I went into this movie knowing nothing other than I knew I would need to read subtitles. Was it entertaining? Yes. Did I think much about the movie afterwards? Yes. Even if you don’t like the movie, some of the thought-provoking scenes should make you wonder (or actually think) a little bit. Would I recommend it to others? Yes, assuming you appreciate foreign films and realize that the action isn’t comparable to “Die Hard 37”. Keep in mind that I am not guaranteeing that you will like the movie; nevertheless, it is worth a shot to give this movie a try if you are the least bit curious.
Starring Bradley Cooper, Robert De Niro, and Jennifer Lawrence, Silver Linings Playbook is a story about a man trying move forward with his life following a relatively brief stay in a psychiatric institution. I did not know much about the movie prior to seeing it other than it was nominated for Best Picture in 2013. The entertainment value was quite high; great story with wonderful acting. Hats off to Bradley Cooper’s performance. He has proven to me he can do comedy (The Hangover) as well as drama.

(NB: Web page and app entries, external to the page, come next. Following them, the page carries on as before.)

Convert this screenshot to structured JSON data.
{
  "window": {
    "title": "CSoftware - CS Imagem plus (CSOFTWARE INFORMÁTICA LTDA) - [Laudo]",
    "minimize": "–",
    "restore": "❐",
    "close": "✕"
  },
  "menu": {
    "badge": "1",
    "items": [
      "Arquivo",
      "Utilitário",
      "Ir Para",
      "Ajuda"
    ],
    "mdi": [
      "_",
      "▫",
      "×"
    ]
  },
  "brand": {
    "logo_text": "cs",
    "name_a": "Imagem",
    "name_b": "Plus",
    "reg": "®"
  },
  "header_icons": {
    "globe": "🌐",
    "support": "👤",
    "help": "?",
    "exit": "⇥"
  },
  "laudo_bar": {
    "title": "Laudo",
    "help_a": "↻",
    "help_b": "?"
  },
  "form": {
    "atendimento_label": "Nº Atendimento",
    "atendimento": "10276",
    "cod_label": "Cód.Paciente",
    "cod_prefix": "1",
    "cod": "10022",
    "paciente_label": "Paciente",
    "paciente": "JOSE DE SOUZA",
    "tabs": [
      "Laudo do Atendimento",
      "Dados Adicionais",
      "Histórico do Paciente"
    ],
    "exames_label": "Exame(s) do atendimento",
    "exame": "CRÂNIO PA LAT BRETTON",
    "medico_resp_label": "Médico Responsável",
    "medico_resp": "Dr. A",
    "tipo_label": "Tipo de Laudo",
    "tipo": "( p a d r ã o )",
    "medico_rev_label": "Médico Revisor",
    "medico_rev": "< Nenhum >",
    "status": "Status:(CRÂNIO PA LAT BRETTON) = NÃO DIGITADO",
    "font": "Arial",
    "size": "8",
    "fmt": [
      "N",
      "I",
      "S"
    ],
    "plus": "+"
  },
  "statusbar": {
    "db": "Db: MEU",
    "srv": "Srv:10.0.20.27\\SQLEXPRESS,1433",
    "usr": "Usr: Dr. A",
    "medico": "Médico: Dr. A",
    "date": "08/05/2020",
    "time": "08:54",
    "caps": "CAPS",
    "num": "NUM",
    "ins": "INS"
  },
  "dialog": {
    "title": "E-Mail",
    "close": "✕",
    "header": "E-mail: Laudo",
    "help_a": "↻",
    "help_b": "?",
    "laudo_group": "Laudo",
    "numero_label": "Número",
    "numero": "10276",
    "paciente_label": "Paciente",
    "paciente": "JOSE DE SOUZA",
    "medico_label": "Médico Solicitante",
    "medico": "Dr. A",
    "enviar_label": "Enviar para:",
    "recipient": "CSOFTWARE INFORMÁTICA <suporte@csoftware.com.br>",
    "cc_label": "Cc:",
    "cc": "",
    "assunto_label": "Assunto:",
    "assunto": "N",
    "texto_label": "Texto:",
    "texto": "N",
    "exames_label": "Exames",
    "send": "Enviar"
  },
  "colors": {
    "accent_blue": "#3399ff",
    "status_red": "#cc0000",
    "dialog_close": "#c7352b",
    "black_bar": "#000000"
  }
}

Did I think much about the movie afterwards? No, but not in a bad way. It is a romantic comedy that is dramatic; the comedic nature created a lighter fare than what could have been generated if the angle of the movie’s focus was more serious. It did, however, provoke emotion and thoughts as I watched the movie. Silver Linings Playbook was very well done and I hold it to a much higher regard than at least half of the movies nominated for Best Picture that I have seen to date. Would I recommend it to others? Yes, go see it. Would I see it again? Yes, I probably will.
Written and directed by Quentin Tarantino, Django Unchained is a revenge story about a freed slave who bonds with a bounty hunter and the associated quest to emancipate Django’s wife from a Mississippi plantation. So, was I entertained? Did I think much about this movie afterwards? Would I recommend it to others/see it again?
This movie was very entertaining, offering quite a few funny lines, a lot of wit, and really good acting by Jamie Foxx, Leonardo DiCaprio, Christoph Waltz and, of course, Samuel L. Jackson. Prior to seeing this movie, I heard a lot of “oh, so much bloodshed”, “oh so violent” and the like. Honestly, it is a Quentin Tarantino movie and that is pretty much expected and was, therefore, not distracting, disturbing, or inappropriate, given the story line.
Did I think about this movie afterwards? Yes, but not in a philosophical way although there are some interesting themes from the 1858 setting of the movie that resonate in present day but that is for you to figure out and decide. I felt that it was $12 well spent and kept recalling several scenes that were simply brilliant and/or funny.
Would I recommend it to others? Absolutely, particularly if you have a sense of humor. Would I see it again? Definitely. I actually want to see it again to hear some of the dialogue that I may have missed first time around. Overall, I loved this movie; however, the one downfall (which seems to be a constant factor in most of Tarantino’s movies) is the apparent struggle Quentin has in cramming maybe one too many story lines in a movie. Given the assumed politics of the Oscars, this particular type of movie MUST be spot on in terms of everything to potentially win Best Picture. Django Unchained could have been in legitimate contention for Best Picture IF the story line would have been more effectively condensed without compromising the entertainment and/or message value of the experience. Having said that, what do I know? I am not an Academy voter but this movie is a close second to Argo after seeing four of the nine nominated movies for Best Picture at this time. Will let you know once I see all nine. If you are on the fence about seeing Django Unchained, go see it. I honestly think, at the very least, you will be entertained.